ASSIGNMENT: Pictures aside, return every line below exactly as written.
*** Opening of INPUT RECORDS ***
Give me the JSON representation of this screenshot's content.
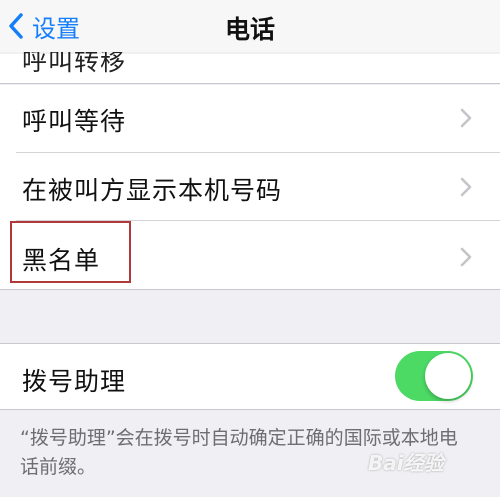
{
  "navbar": {
    "back_label": "设置",
    "title": "电话"
  },
  "rows": {
    "peek_label": "呼叫转移",
    "call_waiting": "呼叫等待",
    "show_caller_id": "在被叫方显示本机号码",
    "blacklist": "黑名单"
  },
  "dial_assist": {
    "label": "拨号助理",
    "enabled": true,
    "footnote": "“拨号助理”会在拨号时自动确定正确的国际或本地电话前缀。"
  },
  "watermark": "Bai经验",
  "colors": {
    "accent": "#157efb",
    "toggle_on": "#4cd964",
    "highlight_box": "#b03a3a",
    "background": "#efeff4"
  },
  "icons": {
    "back": "chevron-left-icon",
    "row_disclosure": "chevron-right-icon"
  }
}
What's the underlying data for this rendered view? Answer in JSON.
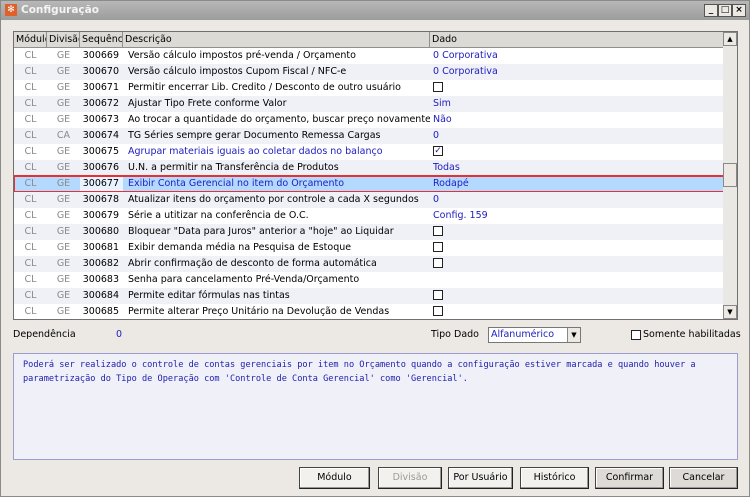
{
  "window": {
    "title": "Configuração",
    "minimize": "_",
    "maximize": "□",
    "close": "×"
  },
  "grid": {
    "columns": [
      "Módulo",
      "Divisão",
      "Sequência",
      "Descrição",
      "Dado"
    ],
    "rows": [
      {
        "modulo": "CL",
        "divisao": "GE",
        "seq": "300669",
        "desc": "Versão cálculo impostos pré-venda / Orçamento",
        "dado": "0 Corporativa",
        "type": "text"
      },
      {
        "modulo": "CL",
        "divisao": "GE",
        "seq": "300670",
        "desc": "Versão cálculo impostos Cupom Fiscal / NFC-e",
        "dado": "0 Corporativa",
        "type": "text"
      },
      {
        "modulo": "CL",
        "divisao": "GE",
        "seq": "300671",
        "desc": "Permitir encerrar Lib. Credito / Desconto de outro usuário",
        "checked": false,
        "type": "check"
      },
      {
        "modulo": "CL",
        "divisao": "GE",
        "seq": "300672",
        "desc": "Ajustar Tipo Frete conforme Valor",
        "dado": "Sim",
        "type": "text"
      },
      {
        "modulo": "CL",
        "divisao": "GE",
        "seq": "300673",
        "desc": "Ao trocar a quantidade do orçamento, buscar preço novamente",
        "dado": "Não",
        "type": "text"
      },
      {
        "modulo": "CL",
        "divisao": "CA",
        "seq": "300674",
        "desc": "TG Séries sempre gerar Documento Remessa Cargas",
        "dado": "0",
        "type": "text"
      },
      {
        "modulo": "CL",
        "divisao": "GE",
        "seq": "300675",
        "desc": "Agrupar materiais iguais ao coletar dados no balanço",
        "checked": true,
        "type": "check",
        "blue": true
      },
      {
        "modulo": "CL",
        "divisao": "GE",
        "seq": "300676",
        "desc": "U.N. a permitir na Transferência de Produtos",
        "dado": "Todas",
        "type": "text"
      },
      {
        "modulo": "CL",
        "divisao": "GE",
        "seq": "300677",
        "desc": "Exibir Conta Gerencial no item do Orçamento",
        "dado": "Rodapé",
        "type": "text",
        "selected": true
      },
      {
        "modulo": "CL",
        "divisao": "GE",
        "seq": "300678",
        "desc": "Atualizar itens do orçamento por controle a cada X segundos",
        "dado": "0",
        "type": "text"
      },
      {
        "modulo": "CL",
        "divisao": "GE",
        "seq": "300679",
        "desc": "Série a utitizar na conferência de O.C.",
        "dado": "Config. 159",
        "type": "text"
      },
      {
        "modulo": "CL",
        "divisao": "GE",
        "seq": "300680",
        "desc": "Bloquear \"Data para Juros\" anterior a \"hoje\" ao Liquidar",
        "checked": false,
        "type": "check"
      },
      {
        "modulo": "CL",
        "divisao": "GE",
        "seq": "300681",
        "desc": "Exibir demanda média na Pesquisa de Estoque",
        "checked": false,
        "type": "check"
      },
      {
        "modulo": "CL",
        "divisao": "GE",
        "seq": "300682",
        "desc": "Abrir confirmação de desconto de forma automática",
        "checked": false,
        "type": "check"
      },
      {
        "modulo": "CL",
        "divisao": "GE",
        "seq": "300683",
        "desc": "Senha para cancelamento Pré-Venda/Orçamento",
        "dado": "",
        "type": "text"
      },
      {
        "modulo": "CL",
        "divisao": "GE",
        "seq": "300684",
        "desc": "Permite editar fórmulas nas tintas",
        "checked": false,
        "type": "check"
      },
      {
        "modulo": "CL",
        "divisao": "GE",
        "seq": "300685",
        "desc": "Permite alterar Preço Unitário na Devolução de Vendas",
        "checked": false,
        "type": "check"
      }
    ]
  },
  "footer": {
    "dependencia_label": "Dependência",
    "dependencia_value": "0",
    "tipo_dado_label": "Tipo Dado",
    "tipo_dado_value": "Alfanumérico",
    "somente_label": "Somente habilitadas"
  },
  "description": "Poderá ser realizado o controle de contas gerenciais por item no Orçamento quando a configuração estiver marcada e quando houver a parametrização do Tipo de Operação com 'Controle de Conta Gerencial' como 'Gerencial'.",
  "buttons": {
    "modulo": "Módulo",
    "divisao": "Divisão",
    "por_usuario": "Por Usuário",
    "historico": "Histórico",
    "confirmar": "Confirmar",
    "cancelar": "Cancelar"
  }
}
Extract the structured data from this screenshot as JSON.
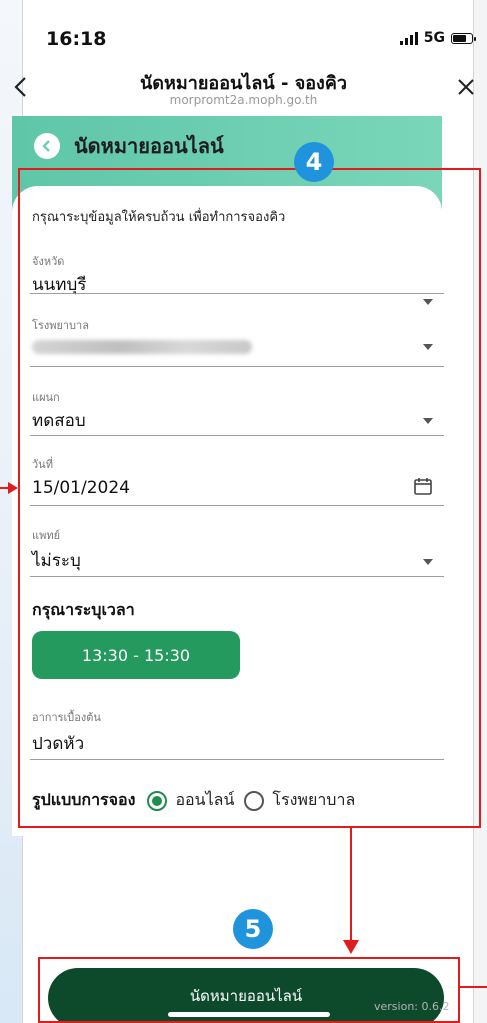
{
  "status_bar": {
    "time": "16:18",
    "network": "5G"
  },
  "nav": {
    "title": "นัดหมายออนไลน์ - จองคิว",
    "url": "morpromt2a.moph.go.th"
  },
  "banner": {
    "title": "นัดหมายออนไลน์"
  },
  "form": {
    "intro": "กรุณาระบุข้อมูลให้ครบถ้วน เพื่อทำการจองคิว",
    "province": {
      "label": "จังหวัด",
      "value": "นนทบุรี"
    },
    "hospital": {
      "label": "โรงพยาบาล",
      "value": ""
    },
    "department": {
      "label": "แผนก",
      "value": "ทดสอบ"
    },
    "date": {
      "label": "วันที่",
      "value": "15/01/2024"
    },
    "doctor": {
      "label": "แพทย์",
      "value": "ไม่ระบุ"
    },
    "time_prompt": "กรุณาระบุเวลา",
    "time_slot": "13:30 - 15:30",
    "symptom": {
      "label": "อาการเบื้องต้น",
      "value": "ปวดหัว"
    },
    "booking_type": {
      "label": "รูปแบบการจอง",
      "options": [
        "ออนไลน์",
        "โรงพยาบาล"
      ],
      "selected": "ออนไลน์"
    }
  },
  "submit_label": "นัดหมายออนไลน์",
  "version": "version: 0.6.2",
  "annotations": {
    "step_form": "4",
    "step_submit": "5"
  },
  "colors": {
    "accent": "#259a5f",
    "submit": "#0d4a2c",
    "banner": "#6dcfb1",
    "annotation": "#e21b1b",
    "badge": "#1f94dc"
  }
}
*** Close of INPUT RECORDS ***
ANSWER FOR THIS EXERCISE:
Give me the JSON representation of this screenshot's content.
{
  "navbar": {
    "back_label": "设置",
    "title": "电话"
  },
  "rows": {
    "peek_label": "呼叫转移",
    "call_waiting": "呼叫等待",
    "show_caller_id": "在被叫方显示本机号码",
    "blacklist": "黑名单"
  },
  "dial_assist": {
    "label": "拨号助理",
    "enabled": true,
    "footnote": "“拨号助理”会在拨号时自动确定正确的国际或本地电话前缀。"
  },
  "watermark": "Bai经验",
  "colors": {
    "accent": "#157efb",
    "toggle_on": "#4cd964",
    "highlight_box": "#b03a3a",
    "background": "#efeff4"
  },
  "icons": {
    "back": "chevron-left-icon",
    "row_disclosure": "chevron-right-icon"
  }
}
What's the underlying data for this rendered view? Answer in JSON.
{
  "window": {
    "title": "Configuração",
    "minimize": "_",
    "maximize": "□",
    "close": "×"
  },
  "grid": {
    "columns": [
      "Módulo",
      "Divisão",
      "Sequência",
      "Descrição",
      "Dado"
    ],
    "rows": [
      {
        "modulo": "CL",
        "divisao": "GE",
        "seq": "300669",
        "desc": "Versão cálculo impostos pré-venda / Orçamento",
        "dado": "0 Corporativa",
        "type": "text"
      },
      {
        "modulo": "CL",
        "divisao": "GE",
        "seq": "300670",
        "desc": "Versão cálculo impostos Cupom Fiscal / NFC-e",
        "dado": "0 Corporativa",
        "type": "text"
      },
      {
        "modulo": "CL",
        "divisao": "GE",
        "seq": "300671",
        "desc": "Permitir encerrar Lib. Credito / Desconto de outro usuário",
        "checked": false,
        "type": "check"
      },
      {
        "modulo": "CL",
        "divisao": "GE",
        "seq": "300672",
        "desc": "Ajustar Tipo Frete conforme Valor",
        "dado": "Sim",
        "type": "text"
      },
      {
        "modulo": "CL",
        "divisao": "GE",
        "seq": "300673",
        "desc": "Ao trocar a quantidade do orçamento, buscar preço novamente",
        "dado": "Não",
        "type": "text"
      },
      {
        "modulo": "CL",
        "divisao": "CA",
        "seq": "300674",
        "desc": "TG Séries sempre gerar Documento Remessa Cargas",
        "dado": "0",
        "type": "text"
      },
      {
        "modulo": "CL",
        "divisao": "GE",
        "seq": "300675",
        "desc": "Agrupar materiais iguais ao coletar dados no balanço",
        "checked": true,
        "type": "check",
        "blue": true
      },
      {
        "modulo": "CL",
        "divisao": "GE",
        "seq": "300676",
        "desc": "U.N. a permitir na Transferência de Produtos",
        "dado": "Todas",
        "type": "text"
      },
      {
        "modulo": "CL",
        "divisao": "GE",
        "seq": "300677",
        "desc": "Exibir Conta Gerencial no item do Orçamento",
        "dado": "Rodapé",
        "type": "text",
        "selected": true
      },
      {
        "modulo": "CL",
        "divisao": "GE",
        "seq": "300678",
        "desc": "Atualizar itens do orçamento por controle a cada X segundos",
        "dado": "0",
        "type": "text"
      },
      {
        "modulo": "CL",
        "divisao": "GE",
        "seq": "300679",
        "desc": "Série a utitizar na conferência de O.C.",
        "dado": "Config. 159",
        "type": "text"
      },
      {
        "modulo": "CL",
        "divisao": "GE",
        "seq": "300680",
        "desc": "Bloquear \"Data para Juros\" anterior a \"hoje\" ao Liquidar",
        "checked": false,
        "type": "check"
      },
      {
        "modulo": "CL",
        "divisao": "GE",
        "seq": "300681",
        "desc": "Exibir demanda média na Pesquisa de Estoque",
        "checked": false,
        "type": "check"
      },
      {
        "modulo": "CL",
        "divisao": "GE",
        "seq": "300682",
        "desc": "Abrir confirmação de desconto de forma automática",
        "checked": false,
        "type": "check"
      },
      {
        "modulo": "CL",
        "divisao": "GE",
        "seq": "300683",
        "desc": "Senha para cancelamento Pré-Venda/Orçamento",
        "dado": "",
        "type": "text"
      },
      {
        "modulo": "CL",
        "divisao": "GE",
        "seq": "300684",
        "desc": "Permite editar fórmulas nas tintas",
        "checked": false,
        "type": "check"
      },
      {
        "modulo": "CL",
        "divisao": "GE",
        "seq": "300685",
        "desc": "Permite alterar Preço Unitário na Devolução de Vendas",
        "checked": false,
        "type": "check"
      }
    ]
  },
  "footer": {
    "dependencia_label": "Dependência",
    "dependencia_value": "0",
    "tipo_dado_label": "Tipo Dado",
    "tipo_dado_value": "Alfanumérico",
    "somente_label": "Somente habilitadas"
  },
  "description": "Poderá ser realizado o controle de contas gerenciais por item no Orçamento quando a configuração estiver marcada e quando houver a parametrização do Tipo de Operação com 'Controle de Conta Gerencial' como 'Gerencial'.",
  "buttons": {
    "modulo": "Módulo",
    "divisao": "Divisão",
    "por_usuario": "Por Usuário",
    "historico": "Histórico",
    "confirmar": "Confirmar",
    "cancelar": "Cancelar"
  }
}
Extract the structured data from this screenshot as JSON.
{
  "status_bar": {
    "time": "16:18",
    "network": "5G"
  },
  "nav": {
    "title": "นัดหมายออนไลน์ - จองคิว",
    "url": "morpromt2a.moph.go.th"
  },
  "banner": {
    "title": "นัดหมายออนไลน์"
  },
  "form": {
    "intro": "กรุณาระบุข้อมูลให้ครบถ้วน เพื่อทำการจองคิว",
    "province": {
      "label": "จังหวัด",
      "value": "นนทบุรี"
    },
    "hospital": {
      "label": "โรงพยาบาล",
      "value": ""
    },
    "department": {
      "label": "แผนก",
      "value": "ทดสอบ"
    },
    "date": {
      "label": "วันที่",
      "value": "15/01/2024"
    },
    "doctor": {
      "label": "แพทย์",
      "value": "ไม่ระบุ"
    },
    "time_prompt": "กรุณาระบุเวลา",
    "time_slot": "13:30 - 15:30",
    "symptom": {
      "label": "อาการเบื้องต้น",
      "value": "ปวดหัว"
    },
    "booking_type": {
      "label": "รูปแบบการจอง",
      "options": [
        "ออนไลน์",
        "โรงพยาบาล"
      ],
      "selected": "ออนไลน์"
    }
  },
  "submit_label": "นัดหมายออนไลน์",
  "version": "version: 0.6.2",
  "annotations": {
    "step_form": "4",
    "step_submit": "5"
  },
  "colors": {
    "accent": "#259a5f",
    "submit": "#0d4a2c",
    "banner": "#6dcfb1",
    "annotation": "#e21b1b",
    "badge": "#1f94dc"
  }
}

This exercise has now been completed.